[Stored items]
_ _ _ _
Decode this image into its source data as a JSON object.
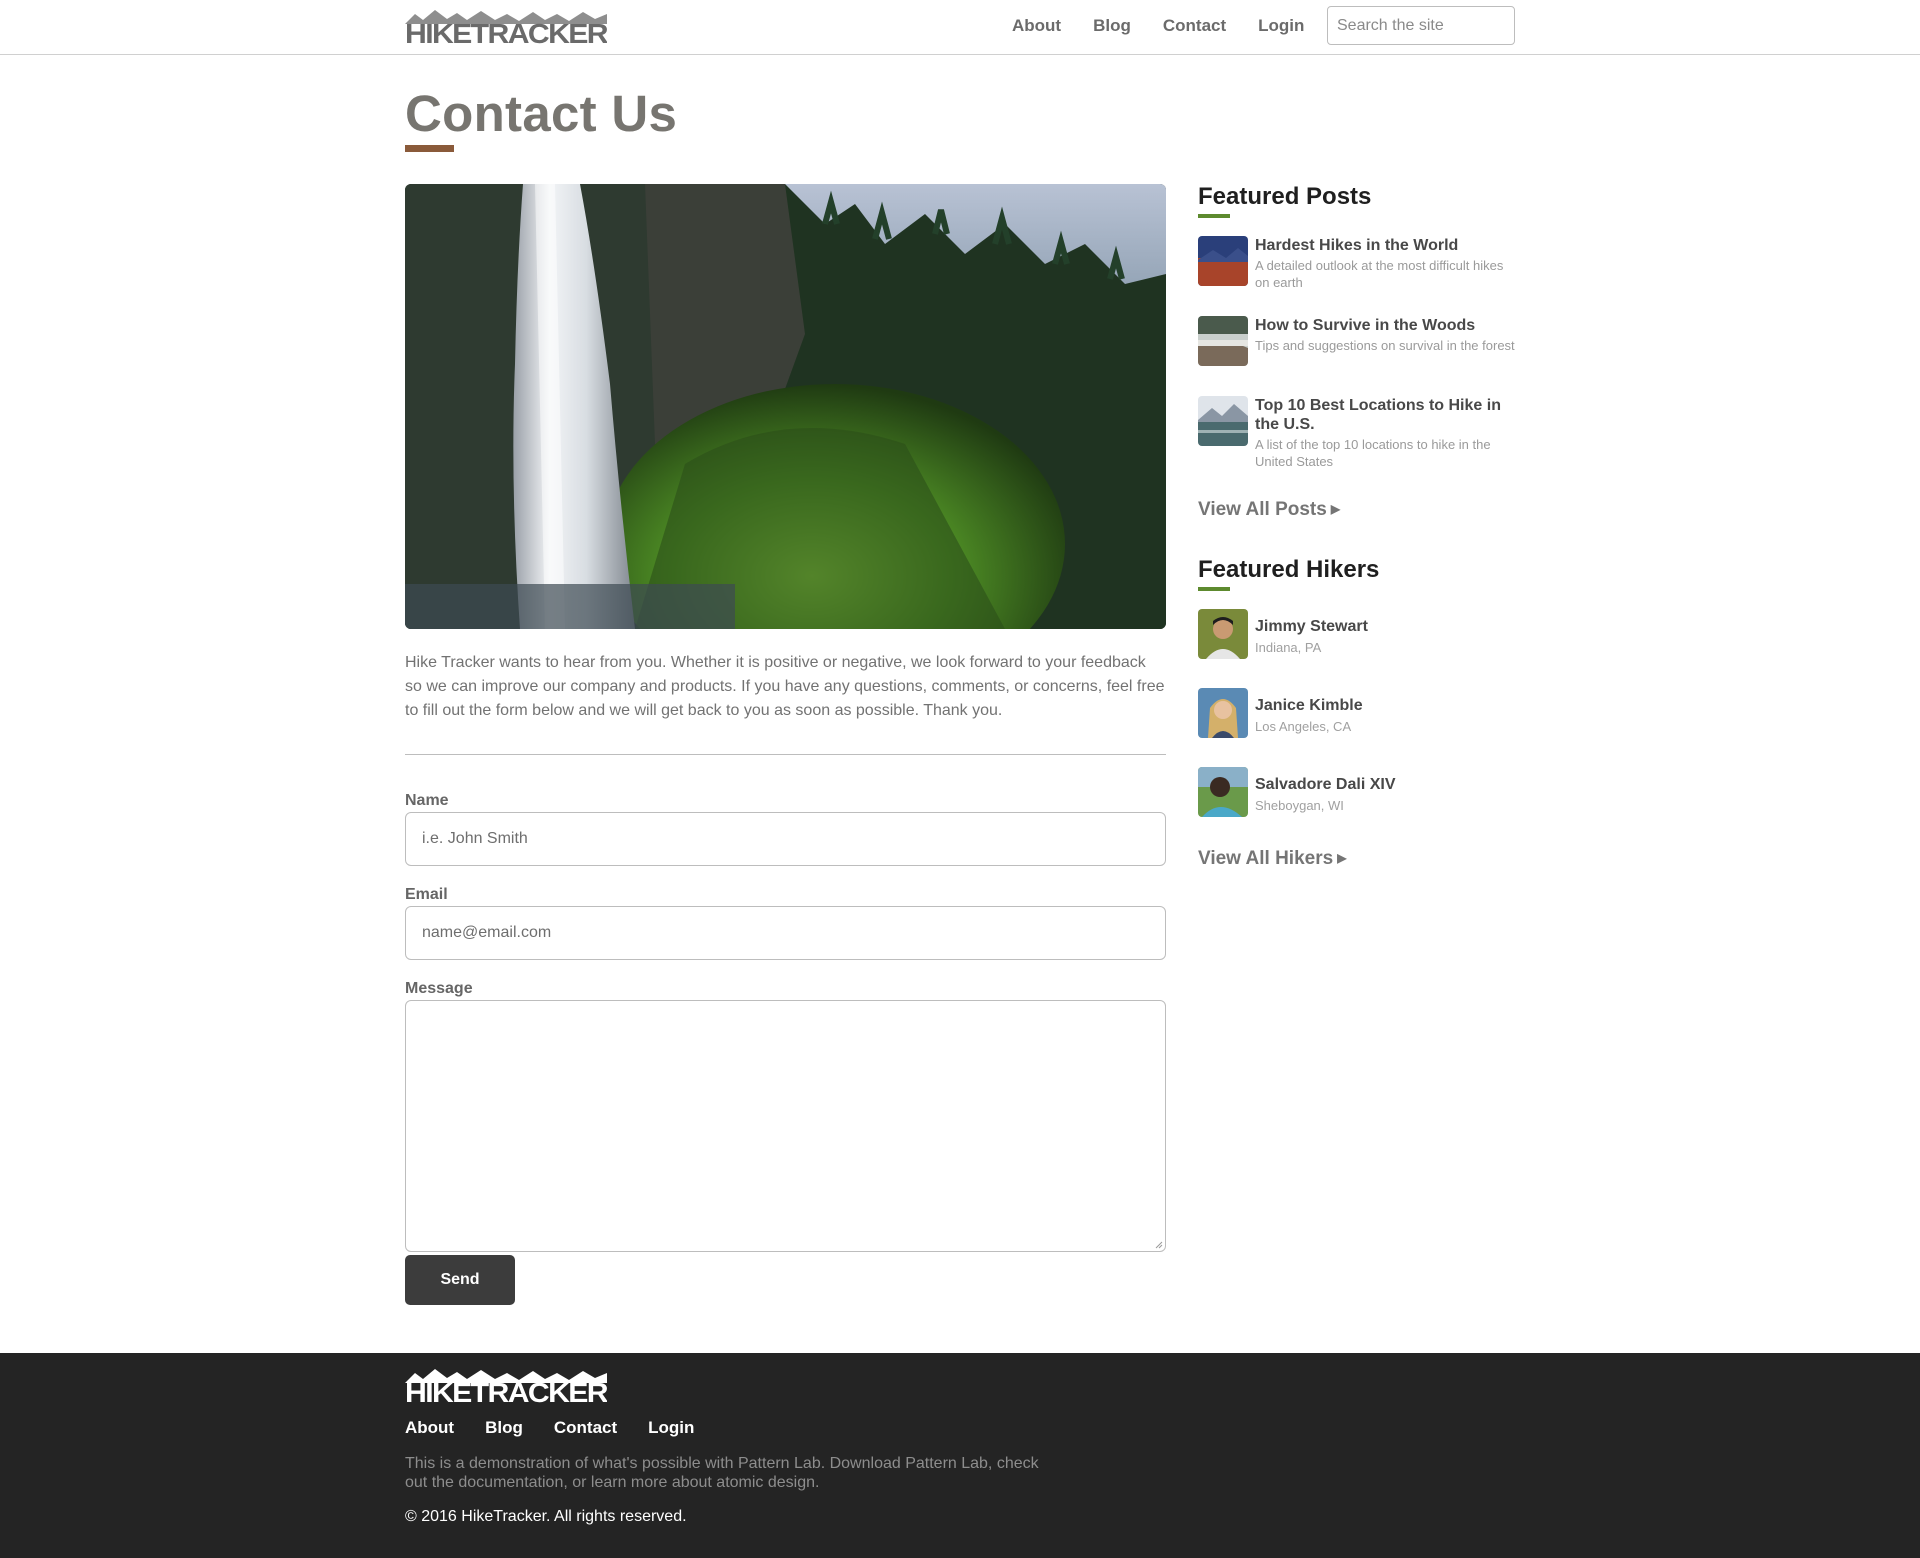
{
  "brand": {
    "name": "HIKETRACKER"
  },
  "header": {
    "nav": [
      "About",
      "Blog",
      "Contact",
      "Login"
    ],
    "search_placeholder": "Search the site"
  },
  "page": {
    "title": "Contact Us",
    "intro": "Hike Tracker wants to hear from you. Whether it is positive or negative, we look forward to your feedback so we can improve our company and products. If you have any questions, comments, or concerns, feel free to fill out the form below and we will get back to you as soon as possible. Thank you."
  },
  "form": {
    "name_label": "Name",
    "name_placeholder": "i.e. John Smith",
    "email_label": "Email",
    "email_placeholder": "name@email.com",
    "message_label": "Message",
    "send_label": "Send"
  },
  "sidebar": {
    "posts_heading": "Featured Posts",
    "posts": [
      {
        "title": "Hardest Hikes in the World",
        "desc": "A detailed outlook at the most difficult hikes on earth"
      },
      {
        "title": "How to Survive in the Woods",
        "desc": "Tips and suggestions on survival in the forest"
      },
      {
        "title": "Top 10 Best Locations to Hike in the U.S.",
        "desc": "A list of the top 10 locations to hike in the United States"
      }
    ],
    "view_all_posts": "View All Posts",
    "hikers_heading": "Featured Hikers",
    "hikers": [
      {
        "name": "Jimmy Stewart",
        "location": "Indiana, PA"
      },
      {
        "name": "Janice Kimble",
        "location": "Los Angeles, CA"
      },
      {
        "name": "Salvadore Dali XIV",
        "location": "Sheboygan, WI"
      }
    ],
    "view_all_hikers": "View All Hikers"
  },
  "footer": {
    "nav": [
      "About",
      "Blog",
      "Contact",
      "Login"
    ],
    "description": "This is a demonstration of what's possible with Pattern Lab. Download Pattern Lab, check out the documentation, or learn more about atomic design.",
    "copyright": "© 2016 HikeTracker. All rights reserved."
  },
  "colors": {
    "title_accent": "#8a5a3a",
    "sidebar_accent": "#5d8a2e",
    "button": "#3c3c3c",
    "footer_bg": "#242424"
  }
}
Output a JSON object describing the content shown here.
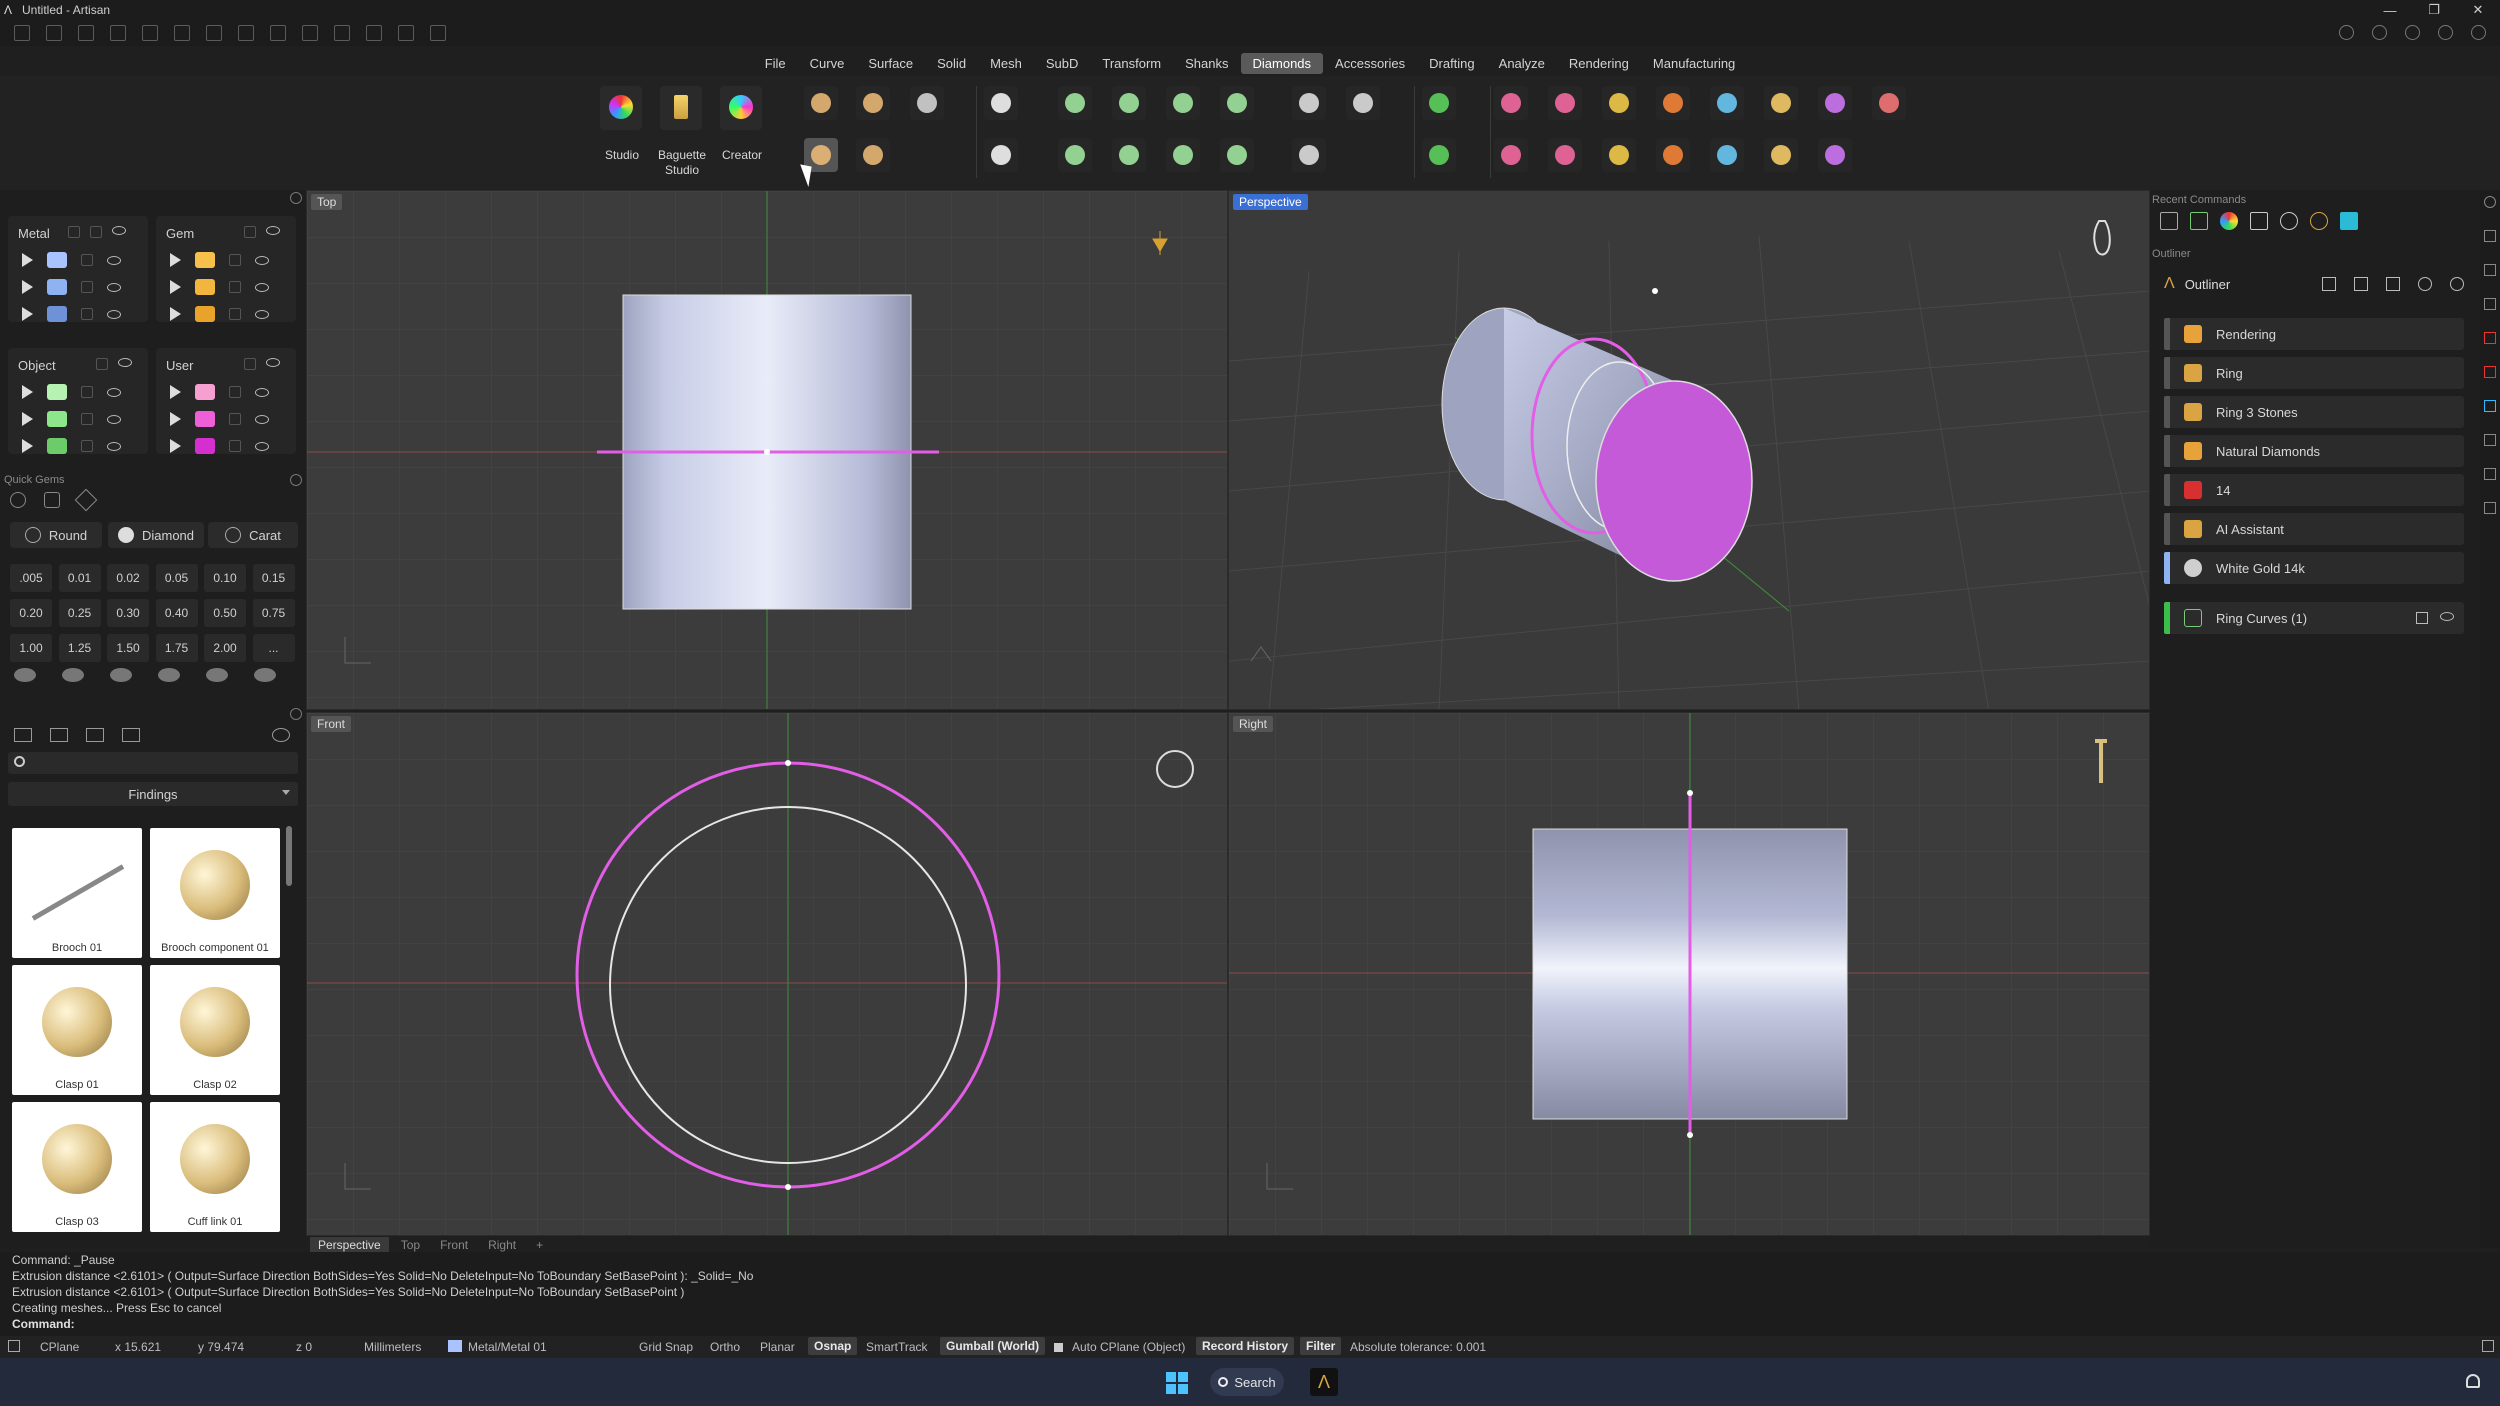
{
  "window": {
    "title": "Untitled - Artisan",
    "controls": [
      "—",
      "❐",
      "✕"
    ]
  },
  "menu": [
    "File",
    "Curve",
    "Surface",
    "Solid",
    "Mesh",
    "SubD",
    "Transform",
    "Shanks",
    "Diamonds",
    "Accessories",
    "Drafting",
    "Analyze",
    "Rendering",
    "Manufacturing"
  ],
  "menu_active": "Diamonds",
  "ribbon": {
    "studio": "Studio",
    "baguette": "Baguette\nStudio",
    "creator": "Creator"
  },
  "layers": {
    "metal": "Metal",
    "gem": "Gem",
    "object": "Object",
    "user": "User",
    "metal_colors": [
      "#a9c3ff",
      "#8fb2f2",
      "#6f91d8"
    ],
    "gem_colors": [
      "#f6c04a",
      "#f2b53e",
      "#e9a22a"
    ],
    "object_colors": [
      "#b6f2b0",
      "#8ee68a",
      "#6ccc6a"
    ],
    "user_colors": [
      "#f6a0d2",
      "#ee5fd8",
      "#d62fd0"
    ]
  },
  "quick_gems": {
    "title": "Quick Gems",
    "round": "Round",
    "diamond": "Diamond",
    "carat": "Carat",
    "sizes": [
      ".005",
      "0.01",
      "0.02",
      "0.05",
      "0.10",
      "0.15",
      "0.20",
      "0.25",
      "0.30",
      "0.40",
      "0.50",
      "0.75",
      "1.00",
      "1.25",
      "1.50",
      "1.75",
      "2.00",
      "..."
    ]
  },
  "library": {
    "category": "Findings",
    "items": [
      "Brooch 01",
      "Brooch component 01",
      "Clasp 01",
      "Clasp 02",
      "Clasp 03",
      "Cuff link 01"
    ]
  },
  "viewports": {
    "top": "Top",
    "perspective": "Perspective",
    "front": "Front",
    "right": "Right"
  },
  "view_tabs": [
    "Perspective",
    "Top",
    "Front",
    "Right",
    "+"
  ],
  "right_panel": {
    "recent": "Recent Commands",
    "outliner_header": "Outliner",
    "outliner_title": "Outliner",
    "items": [
      {
        "label": "Rendering",
        "color": "#e8a23a"
      },
      {
        "label": "Ring",
        "color": "#d9a441"
      },
      {
        "label": "Ring 3 Stones",
        "color": "#d9a441"
      },
      {
        "label": "Natural Diamonds",
        "color": "#e8a23a"
      },
      {
        "label": "14",
        "color": "#d63030"
      },
      {
        "label": "AI Assistant",
        "color": "#d9a441"
      },
      {
        "label": "White Gold 14k",
        "color": "#cfcfcf"
      }
    ],
    "ring_curves": "Ring Curves (1)"
  },
  "command": {
    "lines": [
      "Command: _Pause",
      "Extrusion distance <2.6101> ( Output=Surface  Direction  BothSides=Yes  Solid=No  DeleteInput=No  ToBoundary  SetBasePoint ): _Solid=_No",
      "Extrusion distance <2.6101> ( Output=Surface  Direction  BothSides=Yes  Solid=No  DeleteInput=No  ToBoundary  SetBasePoint )",
      "Creating meshes... Press Esc to cancel"
    ],
    "prompt": "Command:"
  },
  "status": {
    "cplane": "CPlane",
    "x": "x 15.621",
    "y": "y 79.474",
    "z": "z 0",
    "units": "Millimeters",
    "layer": "Metal/Metal 01",
    "grid_snap": "Grid Snap",
    "ortho": "Ortho",
    "planar": "Planar",
    "osnap": "Osnap",
    "smarttrack": "SmartTrack",
    "gumball": "Gumball (World)",
    "auto_cplane": "Auto CPlane (Object)",
    "record_history": "Record History",
    "filter": "Filter",
    "tolerance": "Absolute tolerance: 0.001"
  },
  "taskbar": {
    "search": "Search"
  }
}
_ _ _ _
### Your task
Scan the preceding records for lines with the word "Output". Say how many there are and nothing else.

### Completed exercise
3